With the broad implications of these diseases in mind, Baerga-Ortiz and his colleagues in the Caribbean Division have convened experts from the front lines of infectious disease research and prevention, to present new insights at division's annual meeting on 21 September. Held at the School of Health Professions at the Medical Sciences Campus of the University of Puerto Rico, the meeting is expected to bring together nearly 200 science students, researchers, teachers and members of the public.
"Malaria and schistosomiasis, as well as dengue fever, are still threats in many countries in the Caribbean. The meeting's program is intended to encourage awareness of the regional efforts that are being made by the Center for Disease Control and others to better understand the biology of disease propagation and regional prevalence," said Baerga-Ortiz.
The meeting program  will include a keynote presentation by Dr. Gilberto Santiago from the Centers for Disease Control and Prevention's Dengue Branch in Puerto Rico, about the distribution of different variations, or serotypes, of the dengue virus across Puerto Rico.

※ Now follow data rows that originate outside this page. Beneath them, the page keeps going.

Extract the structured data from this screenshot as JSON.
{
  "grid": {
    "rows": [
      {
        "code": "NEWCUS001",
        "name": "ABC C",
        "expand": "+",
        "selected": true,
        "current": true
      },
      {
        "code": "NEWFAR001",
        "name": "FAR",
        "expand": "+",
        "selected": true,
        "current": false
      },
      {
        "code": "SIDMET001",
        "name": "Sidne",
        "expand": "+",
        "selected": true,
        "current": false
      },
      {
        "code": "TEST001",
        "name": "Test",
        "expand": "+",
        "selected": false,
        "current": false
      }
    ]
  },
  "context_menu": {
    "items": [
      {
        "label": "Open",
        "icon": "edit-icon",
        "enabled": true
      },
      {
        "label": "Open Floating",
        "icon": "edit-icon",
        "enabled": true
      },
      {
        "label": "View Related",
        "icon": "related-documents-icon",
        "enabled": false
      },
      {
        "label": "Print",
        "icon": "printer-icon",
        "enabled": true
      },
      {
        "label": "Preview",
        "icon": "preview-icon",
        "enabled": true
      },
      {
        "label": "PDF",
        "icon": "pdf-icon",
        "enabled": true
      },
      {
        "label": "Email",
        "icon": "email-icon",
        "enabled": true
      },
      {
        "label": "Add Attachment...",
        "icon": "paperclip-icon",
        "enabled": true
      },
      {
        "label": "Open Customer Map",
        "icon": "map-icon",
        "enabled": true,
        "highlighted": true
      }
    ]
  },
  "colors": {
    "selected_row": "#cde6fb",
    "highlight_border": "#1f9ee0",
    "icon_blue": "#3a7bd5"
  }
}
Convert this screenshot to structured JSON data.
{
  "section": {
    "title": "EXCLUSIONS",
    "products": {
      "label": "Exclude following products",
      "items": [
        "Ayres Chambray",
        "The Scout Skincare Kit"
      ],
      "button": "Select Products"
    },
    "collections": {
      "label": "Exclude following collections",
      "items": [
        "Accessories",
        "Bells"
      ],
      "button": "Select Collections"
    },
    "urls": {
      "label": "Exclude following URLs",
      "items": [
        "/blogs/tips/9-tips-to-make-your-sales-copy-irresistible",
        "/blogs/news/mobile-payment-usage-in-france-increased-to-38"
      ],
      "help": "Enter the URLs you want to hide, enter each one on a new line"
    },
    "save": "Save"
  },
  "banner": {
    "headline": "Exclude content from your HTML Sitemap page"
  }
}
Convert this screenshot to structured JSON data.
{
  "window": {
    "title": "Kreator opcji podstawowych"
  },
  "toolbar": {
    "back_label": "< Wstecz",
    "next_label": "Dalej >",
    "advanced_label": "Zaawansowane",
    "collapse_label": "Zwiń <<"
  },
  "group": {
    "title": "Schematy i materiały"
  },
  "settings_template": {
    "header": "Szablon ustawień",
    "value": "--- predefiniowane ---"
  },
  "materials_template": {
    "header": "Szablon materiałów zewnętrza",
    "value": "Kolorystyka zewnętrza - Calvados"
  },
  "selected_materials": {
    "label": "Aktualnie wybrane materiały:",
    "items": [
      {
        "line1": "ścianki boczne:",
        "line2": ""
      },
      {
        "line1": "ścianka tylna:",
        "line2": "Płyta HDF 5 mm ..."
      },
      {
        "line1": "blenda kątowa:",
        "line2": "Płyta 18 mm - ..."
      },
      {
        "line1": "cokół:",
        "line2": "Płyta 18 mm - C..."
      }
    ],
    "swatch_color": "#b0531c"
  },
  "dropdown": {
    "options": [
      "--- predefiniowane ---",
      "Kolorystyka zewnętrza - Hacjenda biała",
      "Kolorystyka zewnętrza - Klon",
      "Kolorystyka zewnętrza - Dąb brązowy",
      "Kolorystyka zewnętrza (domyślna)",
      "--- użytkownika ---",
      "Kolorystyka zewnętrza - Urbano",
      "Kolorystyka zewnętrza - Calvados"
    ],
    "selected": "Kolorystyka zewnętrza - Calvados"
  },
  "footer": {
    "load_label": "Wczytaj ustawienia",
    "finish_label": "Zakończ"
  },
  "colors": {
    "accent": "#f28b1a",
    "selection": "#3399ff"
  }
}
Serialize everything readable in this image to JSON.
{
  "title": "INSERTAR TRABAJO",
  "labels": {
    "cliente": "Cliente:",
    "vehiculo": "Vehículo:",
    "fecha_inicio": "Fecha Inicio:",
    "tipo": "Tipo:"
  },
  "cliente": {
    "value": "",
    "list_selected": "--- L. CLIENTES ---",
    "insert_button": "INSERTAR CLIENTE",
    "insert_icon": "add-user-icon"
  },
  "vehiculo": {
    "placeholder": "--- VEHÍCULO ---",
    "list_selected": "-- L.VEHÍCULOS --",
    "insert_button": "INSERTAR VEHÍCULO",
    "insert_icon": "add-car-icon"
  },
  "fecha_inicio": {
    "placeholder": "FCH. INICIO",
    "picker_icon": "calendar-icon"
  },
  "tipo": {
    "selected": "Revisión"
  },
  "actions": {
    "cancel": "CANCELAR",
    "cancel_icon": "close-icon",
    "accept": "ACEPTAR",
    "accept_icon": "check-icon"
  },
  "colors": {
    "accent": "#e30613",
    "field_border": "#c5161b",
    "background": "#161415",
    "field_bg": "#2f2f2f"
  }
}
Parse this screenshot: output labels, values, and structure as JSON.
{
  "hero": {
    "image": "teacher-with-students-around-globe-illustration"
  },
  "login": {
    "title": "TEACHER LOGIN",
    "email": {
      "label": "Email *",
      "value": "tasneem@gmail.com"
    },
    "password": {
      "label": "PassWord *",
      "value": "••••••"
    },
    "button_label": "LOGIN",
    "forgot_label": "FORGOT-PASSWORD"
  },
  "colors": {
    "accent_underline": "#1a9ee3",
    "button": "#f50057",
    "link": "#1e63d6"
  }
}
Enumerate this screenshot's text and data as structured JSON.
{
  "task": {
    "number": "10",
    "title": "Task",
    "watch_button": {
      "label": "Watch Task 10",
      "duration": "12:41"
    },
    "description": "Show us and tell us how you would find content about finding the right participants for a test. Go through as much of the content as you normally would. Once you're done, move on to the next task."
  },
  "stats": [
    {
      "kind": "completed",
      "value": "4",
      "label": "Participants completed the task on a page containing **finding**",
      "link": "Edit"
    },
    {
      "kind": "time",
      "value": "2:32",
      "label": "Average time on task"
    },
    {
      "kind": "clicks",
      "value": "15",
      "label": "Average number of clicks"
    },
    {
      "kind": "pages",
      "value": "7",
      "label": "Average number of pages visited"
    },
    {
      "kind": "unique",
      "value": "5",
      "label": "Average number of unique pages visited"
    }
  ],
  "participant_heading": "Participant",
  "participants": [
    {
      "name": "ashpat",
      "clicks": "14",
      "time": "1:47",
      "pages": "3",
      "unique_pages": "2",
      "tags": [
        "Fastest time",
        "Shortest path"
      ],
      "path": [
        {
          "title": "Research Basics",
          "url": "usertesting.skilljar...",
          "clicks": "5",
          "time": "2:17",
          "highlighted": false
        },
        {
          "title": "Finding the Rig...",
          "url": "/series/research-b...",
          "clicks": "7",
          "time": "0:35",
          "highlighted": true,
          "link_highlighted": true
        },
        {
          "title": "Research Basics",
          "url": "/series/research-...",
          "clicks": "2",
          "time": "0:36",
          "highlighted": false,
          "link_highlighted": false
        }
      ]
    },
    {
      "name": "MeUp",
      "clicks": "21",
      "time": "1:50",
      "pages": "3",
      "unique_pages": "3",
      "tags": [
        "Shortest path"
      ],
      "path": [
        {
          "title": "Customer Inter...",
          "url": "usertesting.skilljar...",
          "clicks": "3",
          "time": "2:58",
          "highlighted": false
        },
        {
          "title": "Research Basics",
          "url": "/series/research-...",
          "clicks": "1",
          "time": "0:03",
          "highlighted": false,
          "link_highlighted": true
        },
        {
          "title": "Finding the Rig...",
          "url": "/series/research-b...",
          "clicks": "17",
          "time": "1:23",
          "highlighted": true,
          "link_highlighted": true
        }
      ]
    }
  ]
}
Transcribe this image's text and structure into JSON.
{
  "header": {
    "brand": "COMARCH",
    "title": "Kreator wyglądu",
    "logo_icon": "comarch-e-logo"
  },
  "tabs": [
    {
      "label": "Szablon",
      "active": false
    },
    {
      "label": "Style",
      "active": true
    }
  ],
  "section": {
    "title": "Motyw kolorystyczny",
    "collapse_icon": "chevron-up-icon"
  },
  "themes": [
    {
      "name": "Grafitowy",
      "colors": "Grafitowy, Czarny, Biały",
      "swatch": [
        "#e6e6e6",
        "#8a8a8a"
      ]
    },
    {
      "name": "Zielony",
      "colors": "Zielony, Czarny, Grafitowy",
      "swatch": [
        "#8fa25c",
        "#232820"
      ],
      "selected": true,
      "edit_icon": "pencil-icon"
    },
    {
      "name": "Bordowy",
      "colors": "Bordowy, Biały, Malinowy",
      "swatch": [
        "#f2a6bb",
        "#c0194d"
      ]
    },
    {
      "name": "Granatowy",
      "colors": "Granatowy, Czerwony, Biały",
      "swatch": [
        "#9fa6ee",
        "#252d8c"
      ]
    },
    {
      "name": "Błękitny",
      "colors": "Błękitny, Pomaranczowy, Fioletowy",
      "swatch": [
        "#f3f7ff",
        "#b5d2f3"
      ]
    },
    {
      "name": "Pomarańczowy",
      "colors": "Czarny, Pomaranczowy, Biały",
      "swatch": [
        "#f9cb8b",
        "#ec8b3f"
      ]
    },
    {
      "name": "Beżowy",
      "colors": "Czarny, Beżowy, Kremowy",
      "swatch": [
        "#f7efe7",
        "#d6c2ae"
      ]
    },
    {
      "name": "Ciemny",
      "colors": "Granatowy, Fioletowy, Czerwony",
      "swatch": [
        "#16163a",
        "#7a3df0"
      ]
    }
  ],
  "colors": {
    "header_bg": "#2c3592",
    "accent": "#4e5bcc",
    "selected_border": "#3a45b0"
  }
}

In a subsequent keynote address, Dr. Dionicia Gamboa of Universidad Cayetano Heredia in Peru will discuss her research on the origins and survival strategies of the malaria parasite in Peru. Dr. Gamboa is the recipient of the 2012 Elsevier Foundation Award for Early Career Women Scientists in the Developing World.
A female Aedes aegypti mosquito, which can spread dengue fever and other diseases. [CDC/Professor Frank Hadley Collins, University of Notre Dame]
The program will also feature three concurrent sessions.
The conference will begin with a dedication to the work of Dr. George V. Hillyer, a recognized parasitologist and expert on schistosomiasis, which is caused by a parasite common in Caribbean waterways. The presentation of the Annual Lucy Gaspar Memorial Award for Excellence in the Teaching of Science and Mathematics will follow. Luz V. "Lucy" Conception de Gaspar was a pioneering Puerto Rican science teacher, mentor, and long-time secretary-treasurer of the AAAS Caribbean Division who died in 2012.
In the afternoon, the conference will feature a graduate student poster session, culminating in the presentation of the annual Robert I. Larus Award for the winning poster.
The conference begins at 8:00 am and requires no registration fee. Scientists in all disciplines, science teachers of all levels, students of all ages, and the community at large are encouraged to participate.
The AAAS Caribbean Division was founded in 1985 to create a hub for AAAS members in all of the islands and countries in the Caribbean region, from Venezuela up through the Dominican Republic and Haiti to Mexico's Yucatán Peninsula.
Most of the division's members live in the Caribbean region, but anyone who is a member of AAAS can join. AAAS has three other regional divisions: the Pacific, with a charter dating to 1914; the Southwest and Rocky Mountain Division, founded in 1920; and the Arctic, founded in 1951. All AAAS members in good standing, and who reside or work within the specified boundaries of a regional division, are automatically included as members of that division.
Learn more  about the AAAS Caribbean Division.
Follow the meeting on Twitter with the #AAASCD  hashtag.
Read this article in Spanish .